The tea gardens were a landscape of their own; polycultures of waist high tea plants among towering jungle forests. The mountainside was cut with rivulets running perpendicular to the terraced gardens, oasis’ of bird life and big mammals (including panthers). Rajah proudly described his gardens as “a sea of forest surrounding islands of tea”, highlighting the various hues of green invigorating the mountainside.
We returned from the walk as the sun dipped low and the sky relaxed into that light blue of dusk. I walked into our home where Manju Devi was squatting on the floor beside her small roti rolling platform. I spoke to her in English explaining I wanted to help make roti. She understood my smile and hand gestures and handed over her tools. I was able to slowly produce imperfect rounds that kept her laughing as she pulled them over to warm over a pan and then sear quickly with the flame. We swaddled the roti in cloth as they came off the fire, and when a sizable stack was produced we sat down for a delicious gobi (cauliflower) stew.

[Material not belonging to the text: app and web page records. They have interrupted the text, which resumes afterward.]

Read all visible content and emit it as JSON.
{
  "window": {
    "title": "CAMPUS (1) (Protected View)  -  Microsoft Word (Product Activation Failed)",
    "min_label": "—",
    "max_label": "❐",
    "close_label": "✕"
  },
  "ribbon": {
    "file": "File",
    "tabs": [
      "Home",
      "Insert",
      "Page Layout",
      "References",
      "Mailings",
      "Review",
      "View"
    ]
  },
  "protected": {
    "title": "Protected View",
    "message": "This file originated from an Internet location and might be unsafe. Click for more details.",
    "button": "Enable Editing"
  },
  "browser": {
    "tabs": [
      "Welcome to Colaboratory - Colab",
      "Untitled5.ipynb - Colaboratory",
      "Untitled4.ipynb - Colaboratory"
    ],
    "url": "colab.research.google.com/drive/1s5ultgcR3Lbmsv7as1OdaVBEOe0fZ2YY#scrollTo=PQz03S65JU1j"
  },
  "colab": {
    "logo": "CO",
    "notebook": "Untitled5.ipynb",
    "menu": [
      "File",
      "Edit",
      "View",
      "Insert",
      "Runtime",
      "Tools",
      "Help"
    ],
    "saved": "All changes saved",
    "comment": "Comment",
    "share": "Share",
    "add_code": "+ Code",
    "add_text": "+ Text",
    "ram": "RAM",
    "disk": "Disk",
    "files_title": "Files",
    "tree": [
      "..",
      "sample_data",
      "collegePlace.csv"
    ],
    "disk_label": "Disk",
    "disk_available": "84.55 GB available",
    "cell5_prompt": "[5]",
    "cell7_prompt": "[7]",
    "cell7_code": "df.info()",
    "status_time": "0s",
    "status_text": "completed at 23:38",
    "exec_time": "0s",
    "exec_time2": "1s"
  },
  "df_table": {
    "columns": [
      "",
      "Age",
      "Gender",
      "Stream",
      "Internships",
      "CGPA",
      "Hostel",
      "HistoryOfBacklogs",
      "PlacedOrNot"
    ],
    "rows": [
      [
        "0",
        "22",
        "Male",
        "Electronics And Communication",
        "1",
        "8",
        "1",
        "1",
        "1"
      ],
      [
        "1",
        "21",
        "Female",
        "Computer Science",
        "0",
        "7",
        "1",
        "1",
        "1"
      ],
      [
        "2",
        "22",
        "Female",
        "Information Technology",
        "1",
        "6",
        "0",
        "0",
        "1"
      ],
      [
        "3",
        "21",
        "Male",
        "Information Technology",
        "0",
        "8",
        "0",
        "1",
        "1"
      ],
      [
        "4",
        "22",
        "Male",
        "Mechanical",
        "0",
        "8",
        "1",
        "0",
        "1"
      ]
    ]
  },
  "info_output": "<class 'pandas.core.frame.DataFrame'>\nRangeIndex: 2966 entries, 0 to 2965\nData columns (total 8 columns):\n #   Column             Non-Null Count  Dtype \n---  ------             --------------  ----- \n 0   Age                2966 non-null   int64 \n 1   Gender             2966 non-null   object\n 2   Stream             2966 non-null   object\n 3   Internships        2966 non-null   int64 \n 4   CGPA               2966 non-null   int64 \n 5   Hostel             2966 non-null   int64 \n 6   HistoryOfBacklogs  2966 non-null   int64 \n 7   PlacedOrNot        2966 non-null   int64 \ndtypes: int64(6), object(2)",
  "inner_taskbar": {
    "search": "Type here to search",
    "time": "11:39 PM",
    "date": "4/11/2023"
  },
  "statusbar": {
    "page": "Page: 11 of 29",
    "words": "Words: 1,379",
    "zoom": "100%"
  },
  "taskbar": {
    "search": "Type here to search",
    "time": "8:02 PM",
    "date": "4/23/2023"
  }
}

Despite the well-traveled day, my first night sleeping in the mountains was fitful. Whoever said that roosters crow first thing in the morning was wrong. With hiked up plumage billowing over their chicken skinny legs, these proud poultry ignore all midnight sensibilities, their tenner solos accompanied by howling choirs of dog-song, a sound track to the starry sky above.

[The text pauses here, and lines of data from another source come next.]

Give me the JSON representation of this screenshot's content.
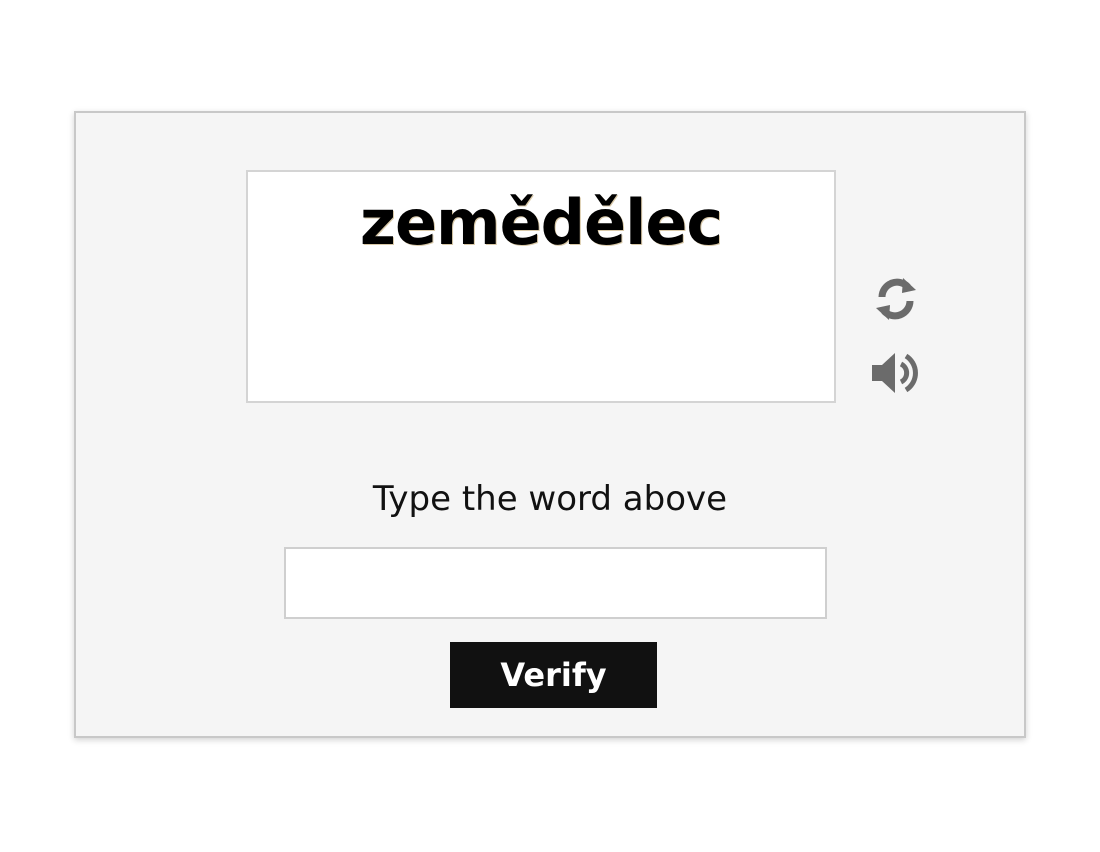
{
  "captcha": {
    "word": "zemědělec",
    "refresh_icon": "refresh-icon",
    "audio_icon": "speaker-icon"
  },
  "prompt": {
    "instruction": "Type the word above"
  },
  "form": {
    "answer_value": "",
    "answer_placeholder": "",
    "verify_label": "Verify"
  },
  "colors": {
    "card_background": "#f5f5f5",
    "icon_gray": "#6b6b6b",
    "button_background": "#111111",
    "button_text": "#ffffff"
  }
}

I lay awake and watched the light to tiptoe into the house. From the wooden bed tucked in the corner of the living room where I slept, I could hear the waking of human activity outside: pots banging, the sweep of the broom against the steps, and morning greetings, “Namaste”. At home, rising at the crack of dawn sends shivers up my spine, however the sun coaxed me from my sleep and I joined the grandfather on the steps as he stood there watching the day roll in. I wondered how many mornings he had done that.
Manju Devi was outside doing last nights’ dishes, squatting low at the bottom of the stairs leading to her house. We smiled at each other and I made the motions of exaggerated yawns and stretches to communicate I was waking-up slowly. She smiled back and said something in Hindi which made me feel like she understood. She asked “chai?” and I said “haan” meaning yes. She had already prepared tea and went inside to pour it from a thermos. She gave me a cup steaming in the light; a floral, unsweetened black tea from the very hillsides I watched being revealed in the morning sun.
This was my first of three mornings at Makaibari as part of the homestay program. Each night I slept better, and each day I learned more about the tea and culture of the Himalayas. The homestay program is a special opportunity to engage with other, not over profession or language, but by the laugher that comes from sharing smiles, chuckles, fumbles over communication, and the ever-present roti rolling that are staples of Himalayan life.